Alternative Guitar Rock Shows Its Many Moods
by Brad Webber
The Trash Can Sinatras and Radiohead, two quintets from the British Isles, may be the yin and yang of alternative guitar rock - with the former's dizzyingly textured strumming playing against the latter's acidic, driving picking.
Oxford, England's Radiohead plunged into the maelstrom of guitar-centered rock as the headliner of the soldout show Wednesday night at Metro.
Dressed like the mod, odd denizens of The Village from the '60s TV show "The Prisoner," singer/guitarist Thom E. Yorke and lead guitarist Jonny Greenwood ambled about in horizontal striped sailor shirts anchored by dark jeans.
Holding his arms as if constrained by a straitjacket, Yorke mumbled his way through the caustic "Creep," a modern rock track of minor notoriety, thanks to MTV. The rather waggish rendition ("I want you to notice/I'm something special/So (expletive) special/Cause I'm a creep") spurred a sing-along. Part farce, part act of self-realization, the deprecating tune was hammered out with conviction by Yorke.
Throughout the 17-song, hour-plus set, the platinum-locked Yorke - an unlikely sex object at about 110 pounds wet - staggered about in a Jagger-style, buttocks-out chicken walk. Facial contortions are the singer's stock in trade: He pouted, almost breaking into a full-blown bawl in spots.
Riveted to the feedback-riddled sound, second guitarist Ed O'Brien's guitar wobbled with superb wah-wah effects on "Stop Whispering."
Like most of the songs grabbed from the group's debut album "Pablo Honey" (Capitol), "Anyone Can Play Guitar" left little white space as the three guitarists filled every gap with blazing, sometimes groovy ("Puck is Dead") licks.
Likewise drowsy, the Trash Can Sinatras weighed in with rich, resonant strumming and lyrics suggesting Highland peat bogs and languishing coastal tides. Singer Frank Reader, absorbed by his own folksy minstrelsy, lurched spastically on the lip of the stage, encouraging a rapport that was slow in coming.
"Hayfever," from the troupe's second album, "I've Seen Everything" (London/Go!Discs), finally garnered appreciation, along with "Obscurity Knocks," from 1991's "Cake" LP.

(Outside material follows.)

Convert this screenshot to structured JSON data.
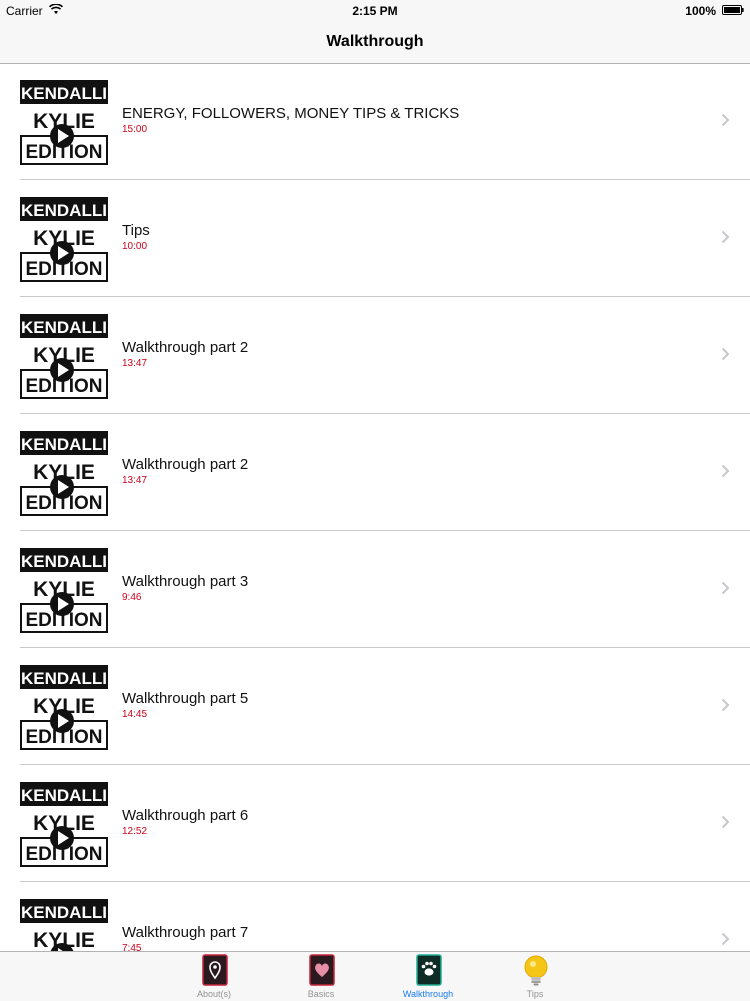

Guitarists Paul Livingston (who also performed backing-vocal duties) and John Douglas, bassist David Hughes and drummer Stephen Douglas reeled in melodious pop hooks tempered by the misty broodiness typical of pasty-skinned U.K. bands. Compared with the band's fine LPs, the set was a bit disappointing, though; the song "I've Seen Everything" lacked the melancholy brass accompaniment that proved crucial. And Reader's voice was lost in the cavernous reverberations of bass early on. But the Trash Cans finally latched onto the right mix and delivered dreamy, trance-inducing frets.